Condos and townhouses in Terrace saw a 14 per cent increase in median value.

Mackenzie saw the biggest loss in median house value. Houses in the hard-hit forestry town north of Prince George lost eight per cent of median value, dropping from $155,000 to $143,000.

Fort St. James, Fort St. John, Hudson's Hope, Kitimat, Pouce Coupe, Taylor and Tumbler Ridge also saw single-digit declines in median property values.

Terrace and Smithers were most expensive jurisdictions to buy a home in northern B.C., with median house values at $375,000 and $362,000 respectively.

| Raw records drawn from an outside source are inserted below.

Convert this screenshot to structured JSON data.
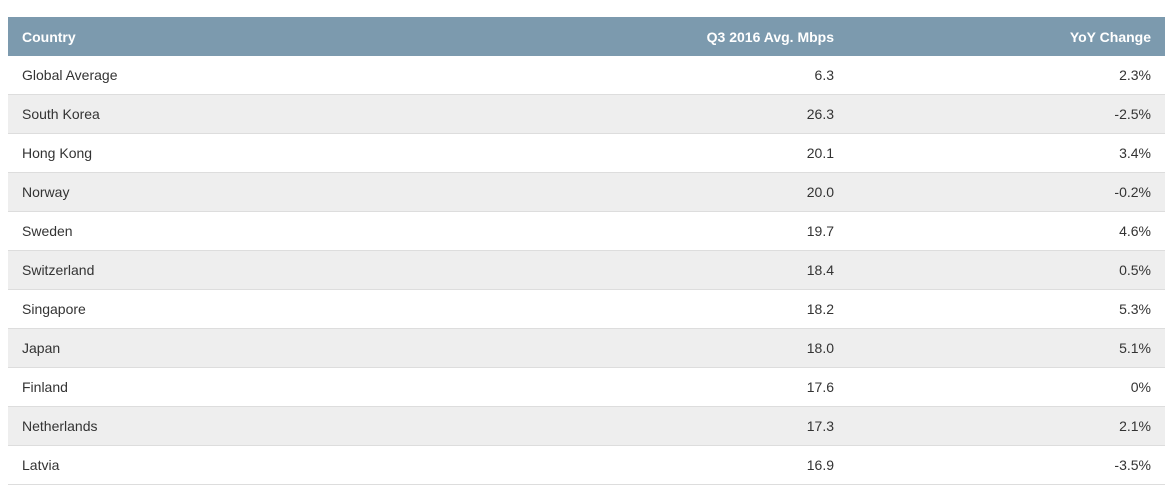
{
  "table": {
    "headers": {
      "country": "Country",
      "speed": "Q3 2016 Avg. Mbps",
      "change": "YoY Change"
    },
    "rows": [
      {
        "country": "Global Average",
        "speed": "6.3",
        "change": "2.3%"
      },
      {
        "country": "South Korea",
        "speed": "26.3",
        "change": "-2.5%"
      },
      {
        "country": "Hong Kong",
        "speed": "20.1",
        "change": "3.4%"
      },
      {
        "country": "Norway",
        "speed": "20.0",
        "change": "-0.2%"
      },
      {
        "country": "Sweden",
        "speed": "19.7",
        "change": "4.6%"
      },
      {
        "country": "Switzerland",
        "speed": "18.4",
        "change": "0.5%"
      },
      {
        "country": "Singapore",
        "speed": "18.2",
        "change": "5.3%"
      },
      {
        "country": "Japan",
        "speed": "18.0",
        "change": "5.1%"
      },
      {
        "country": "Finland",
        "speed": "17.6",
        "change": "0%"
      },
      {
        "country": "Netherlands",
        "speed": "17.3",
        "change": "2.1%"
      },
      {
        "country": "Latvia",
        "speed": "16.9",
        "change": "-3.5%"
      }
    ]
  },
  "colors": {
    "header_background": "#7c9aae",
    "header_text": "#ffffff",
    "stripe_background": "#eeeeee",
    "row_background": "#ffffff"
  }
}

Prince George was the third-most costly jurisdiction to buy a house in the region, however the city had the second-lowest median price for condos and townhouses in the north.

Granisle and Port Clements remain the only jurisdictions in the north were the median price of a house remains below $100,000. Despite seeing a 15 per cent increase in 2021, Wells was the third-cheapest place in the north to buy a home.

Across B.C, the total of value of real estate grew 4.2 per cent to a combined total of $2.01 trillion – with $22.1 billion of that increase coming from new construction and subdivisions.

Homeowners have until Feb. 1 to file a notice of complaint to request an independent review of their property assessment.